Learning Styles – Visual Learners

Marcel Proust once said, “The real voyage of discovery consists of not in seeking new landscapes but in having new eyes”, and in most probability, this is what fairly defines a visual learner.

It is quite likely that you already know that your little one is a visual learner, and this can be simply observed by his dependence on the sense of sight to learn pretty much everything. Yes, in a lot of ways a visual learner is like a new born child who waits for some or the other visual stimulus to attract him, and then uses it to learn an action, recognise a person, and probably pick his first toy. Now isn’t that exhilarating?

Identifying a Visual Learner

Now that you know the basic tendencies of a visual learner, let us understand some of the basic traits that will help you in identifying whether or not your child is someone who learns by seeing! It’s rather easy to deduce this.

Simply notice, if he’s someone who like to flip pages if a book, play with puzzles, or is easily attracted to various colours and their interplay.  As a visual learner, your child will be very observant, paying keen attention to people’s gestures and facial expression while they speak. He’s grasping will be accentuated when taught anything through pictures, charts or words, rather than just by speaking.

If your child is between 1-4 years of age, you can also identify his learning style by observing how he likes to keep his things. Visual learners usually like to work in places that are clean and organised. It helps them get a better sense of the surroundings. They enjoy all elements of learning such as drawing, writing, and reading. Since it all involves optimal use of their sense of sight. In fact, more often than not, a visual learner will instinctively have a good handwriting!

Ways to Enhance Visual Learning

If you’ve been wondering, what’s the best way to aid learning for visual learners, it is nothing but a clean and organised environment, which is aptly lit up! In such a space, if he is exposed to diagrams, charts, or simply textual context, with a generous dose of colours being involved, your child will exhibit an unmatched learning capacity!

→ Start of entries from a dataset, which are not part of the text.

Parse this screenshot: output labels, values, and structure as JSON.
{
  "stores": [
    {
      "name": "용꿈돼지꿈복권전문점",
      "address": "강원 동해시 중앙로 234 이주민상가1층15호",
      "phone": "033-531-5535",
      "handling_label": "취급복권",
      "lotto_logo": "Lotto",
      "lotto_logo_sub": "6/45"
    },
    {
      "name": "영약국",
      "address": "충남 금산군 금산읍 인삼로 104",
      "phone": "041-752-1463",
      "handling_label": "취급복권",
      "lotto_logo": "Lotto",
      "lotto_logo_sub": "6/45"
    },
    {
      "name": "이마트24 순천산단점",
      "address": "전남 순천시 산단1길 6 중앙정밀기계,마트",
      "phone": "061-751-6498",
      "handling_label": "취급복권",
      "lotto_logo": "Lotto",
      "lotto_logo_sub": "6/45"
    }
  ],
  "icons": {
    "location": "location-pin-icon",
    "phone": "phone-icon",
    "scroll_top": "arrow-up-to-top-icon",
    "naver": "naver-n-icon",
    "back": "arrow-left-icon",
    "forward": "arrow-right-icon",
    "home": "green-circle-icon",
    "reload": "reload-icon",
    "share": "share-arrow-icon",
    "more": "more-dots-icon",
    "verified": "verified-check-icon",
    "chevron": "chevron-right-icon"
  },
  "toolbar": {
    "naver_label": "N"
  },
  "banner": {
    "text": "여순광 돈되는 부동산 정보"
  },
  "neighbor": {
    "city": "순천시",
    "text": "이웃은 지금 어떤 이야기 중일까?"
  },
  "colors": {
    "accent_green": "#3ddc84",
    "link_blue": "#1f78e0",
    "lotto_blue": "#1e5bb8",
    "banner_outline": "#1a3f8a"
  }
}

And while you do it all, make sure you often make eye-contact with him, and most importantly always remember, he is observant of your emotions and often understands your feelings even when you’re not explicitly expressing them! Now how’s that for a toddler, who’s probably just taking his first steps or picking his favourite colour!